▶ [ASSIGNMENT]: Please give back every entry in full, word for word, but none of the pictures.

▶ [THE RECORDS]:
----------------
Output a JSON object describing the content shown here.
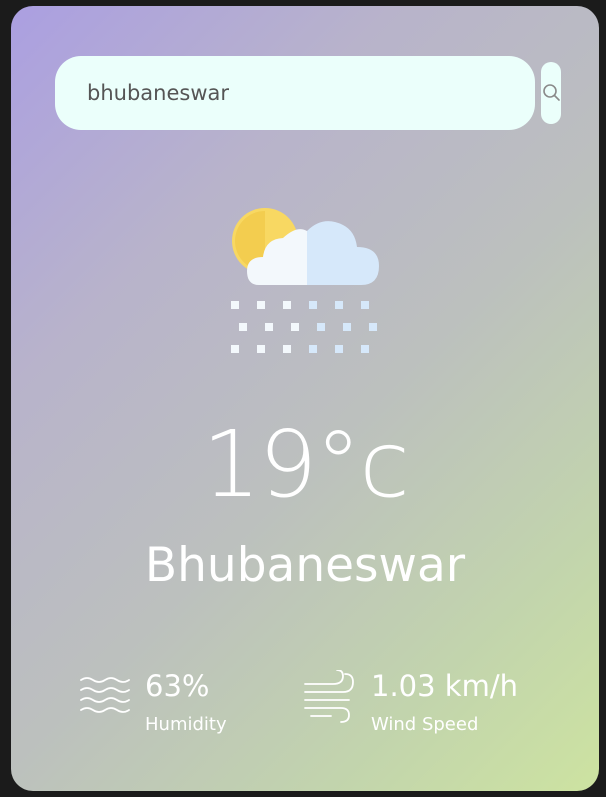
{
  "search": {
    "value": "bhubaneswar",
    "icon": "search-icon"
  },
  "weather": {
    "icon": "cloud-snow-icon",
    "temperature": "19°c",
    "city": "Bhubaneswar"
  },
  "details": {
    "humidity": {
      "value": "63%",
      "label": "Humidity",
      "icon": "humidity-waves-icon"
    },
    "wind": {
      "value": "1.03 km/h",
      "label": "Wind Speed",
      "icon": "wind-icon"
    }
  },
  "colors": {
    "gradient_start": "#ab9fe1",
    "gradient_end": "#cde3a1",
    "search_bg": "#ebfffb",
    "text": "#ffffff"
  }
}
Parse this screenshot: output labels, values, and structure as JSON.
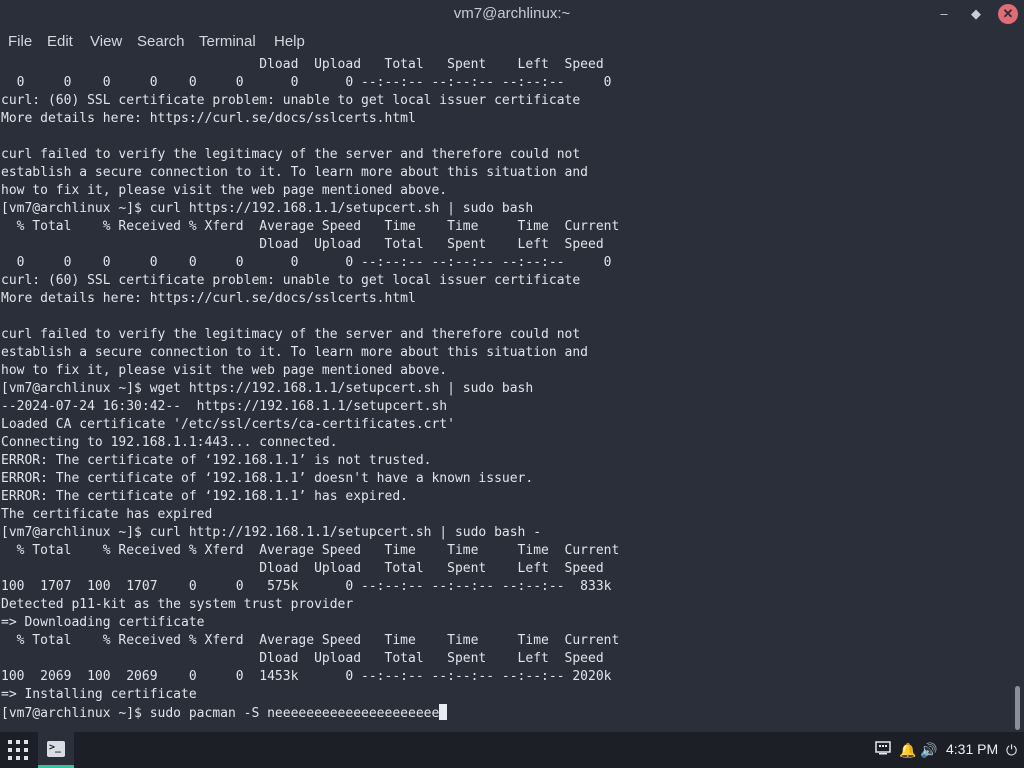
{
  "window": {
    "title": "vm7@archlinux:~"
  },
  "icons": {
    "minimize": "minimize-icon",
    "maximize": "maximize-icon",
    "close": "close-icon",
    "apps": "app-grid-icon",
    "terminal": "terminal-icon",
    "network": "network-icon",
    "notifications": "bell-icon",
    "volume": "volume-icon",
    "power": "power-icon"
  },
  "menu": [
    "File",
    "Edit",
    "View",
    "Search",
    "Terminal",
    "Help"
  ],
  "terminal": {
    "lines": [
      "                                 Dload  Upload   Total   Spent    Left  Speed",
      "  0     0    0     0    0     0      0      0 --:--:-- --:--:-- --:--:--     0",
      "curl: (60) SSL certificate problem: unable to get local issuer certificate",
      "More details here: https://curl.se/docs/sslcerts.html",
      "",
      "curl failed to verify the legitimacy of the server and therefore could not",
      "establish a secure connection to it. To learn more about this situation and",
      "how to fix it, please visit the web page mentioned above.",
      "[vm7@archlinux ~]$ curl https://192.168.1.1/setupcert.sh | sudo bash",
      "  % Total    % Received % Xferd  Average Speed   Time    Time     Time  Current",
      "                                 Dload  Upload   Total   Spent    Left  Speed",
      "  0     0    0     0    0     0      0      0 --:--:-- --:--:-- --:--:--     0",
      "curl: (60) SSL certificate problem: unable to get local issuer certificate",
      "More details here: https://curl.se/docs/sslcerts.html",
      "",
      "curl failed to verify the legitimacy of the server and therefore could not",
      "establish a secure connection to it. To learn more about this situation and",
      "how to fix it, please visit the web page mentioned above.",
      "[vm7@archlinux ~]$ wget https://192.168.1.1/setupcert.sh | sudo bash",
      "--2024-07-24 16:30:42--  https://192.168.1.1/setupcert.sh",
      "Loaded CA certificate '/etc/ssl/certs/ca-certificates.crt'",
      "Connecting to 192.168.1.1:443... connected.",
      "ERROR: The certificate of ‘192.168.1.1’ is not trusted.",
      "ERROR: The certificate of ‘192.168.1.1’ doesn't have a known issuer.",
      "ERROR: The certificate of ‘192.168.1.1’ has expired.",
      "The certificate has expired",
      "[vm7@archlinux ~]$ curl http://192.168.1.1/setupcert.sh | sudo bash -",
      "  % Total    % Received % Xferd  Average Speed   Time    Time     Time  Current",
      "                                 Dload  Upload   Total   Spent    Left  Speed",
      "100  1707  100  1707    0     0   575k      0 --:--:-- --:--:-- --:--:--  833k",
      "Detected p11-kit as the system trust provider",
      "=> Downloading certificate",
      "  % Total    % Received % Xferd  Average Speed   Time    Time     Time  Current",
      "                                 Dload  Upload   Total   Spent    Left  Speed",
      "100  2069  100  2069    0     0  1453k      0 --:--:-- --:--:-- --:--:-- 2020k",
      "=> Installing certificate"
    ],
    "prompt": "[vm7@archlinux ~]$ sudo pacman -S neeeeeeeeeeeeeeeeeeeee"
  },
  "taskbar": {
    "clock": "4:31 PM"
  }
}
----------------
▶ [FINISHED TASK]:
Output a JSON object describing the content shown here.
{
  "search": {
    "value": "bhubaneswar",
    "icon": "search-icon"
  },
  "weather": {
    "icon": "cloud-snow-icon",
    "temperature": "19°c",
    "city": "Bhubaneswar"
  },
  "details": {
    "humidity": {
      "value": "63%",
      "label": "Humidity",
      "icon": "humidity-waves-icon"
    },
    "wind": {
      "value": "1.03 km/h",
      "label": "Wind Speed",
      "icon": "wind-icon"
    }
  },
  "colors": {
    "gradient_start": "#ab9fe1",
    "gradient_end": "#cde3a1",
    "search_bg": "#ebfffb",
    "text": "#ffffff"
  }
}
Parse this screenshot: output labels, values, and structure as JSON.
{
  "window": {
    "title": "vm7@archlinux:~"
  },
  "icons": {
    "minimize": "minimize-icon",
    "maximize": "maximize-icon",
    "close": "close-icon",
    "apps": "app-grid-icon",
    "terminal": "terminal-icon",
    "network": "network-icon",
    "notifications": "bell-icon",
    "volume": "volume-icon",
    "power": "power-icon"
  },
  "menu": [
    "File",
    "Edit",
    "View",
    "Search",
    "Terminal",
    "Help"
  ],
  "terminal": {
    "lines": [
      "                                 Dload  Upload   Total   Spent    Left  Speed",
      "  0     0    0     0    0     0      0      0 --:--:-- --:--:-- --:--:--     0",
      "curl: (60) SSL certificate problem: unable to get local issuer certificate",
      "More details here: https://curl.se/docs/sslcerts.html",
      "",
      "curl failed to verify the legitimacy of the server and therefore could not",
      "establish a secure connection to it. To learn more about this situation and",
      "how to fix it, please visit the web page mentioned above.",
      "[vm7@archlinux ~]$ curl https://192.168.1.1/setupcert.sh | sudo bash",
      "  % Total    % Received % Xferd  Average Speed   Time    Time     Time  Current",
      "                                 Dload  Upload   Total   Spent    Left  Speed",
      "  0     0    0     0    0     0      0      0 --:--:-- --:--:-- --:--:--     0",
      "curl: (60) SSL certificate problem: unable to get local issuer certificate",
      "More details here: https://curl.se/docs/sslcerts.html",
      "",
      "curl failed to verify the legitimacy of the server and therefore could not",
      "establish a secure connection to it. To learn more about this situation and",
      "how to fix it, please visit the web page mentioned above.",
      "[vm7@archlinux ~]$ wget https://192.168.1.1/setupcert.sh | sudo bash",
      "--2024-07-24 16:30:42--  https://192.168.1.1/setupcert.sh",
      "Loaded CA certificate '/etc/ssl/certs/ca-certificates.crt'",
      "Connecting to 192.168.1.1:443... connected.",
      "ERROR: The certificate of ‘192.168.1.1’ is not trusted.",
      "ERROR: The certificate of ‘192.168.1.1’ doesn't have a known issuer.",
      "ERROR: The certificate of ‘192.168.1.1’ has expired.",
      "The certificate has expired",
      "[vm7@archlinux ~]$ curl http://192.168.1.1/setupcert.sh | sudo bash -",
      "  % Total    % Received % Xferd  Average Speed   Time    Time     Time  Current",
      "                                 Dload  Upload   Total   Spent    Left  Speed",
      "100  1707  100  1707    0     0   575k      0 --:--:-- --:--:-- --:--:--  833k",
      "Detected p11-kit as the system trust provider",
      "=> Downloading certificate",
      "  % Total    % Received % Xferd  Average Speed   Time    Time     Time  Current",
      "                                 Dload  Upload   Total   Spent    Left  Speed",
      "100  2069  100  2069    0     0  1453k      0 --:--:-- --:--:-- --:--:-- 2020k",
      "=> Installing certificate"
    ],
    "prompt": "[vm7@archlinux ~]$ sudo pacman -S neeeeeeeeeeeeeeeeeeeee"
  },
  "taskbar": {
    "clock": "4:31 PM"
  }
}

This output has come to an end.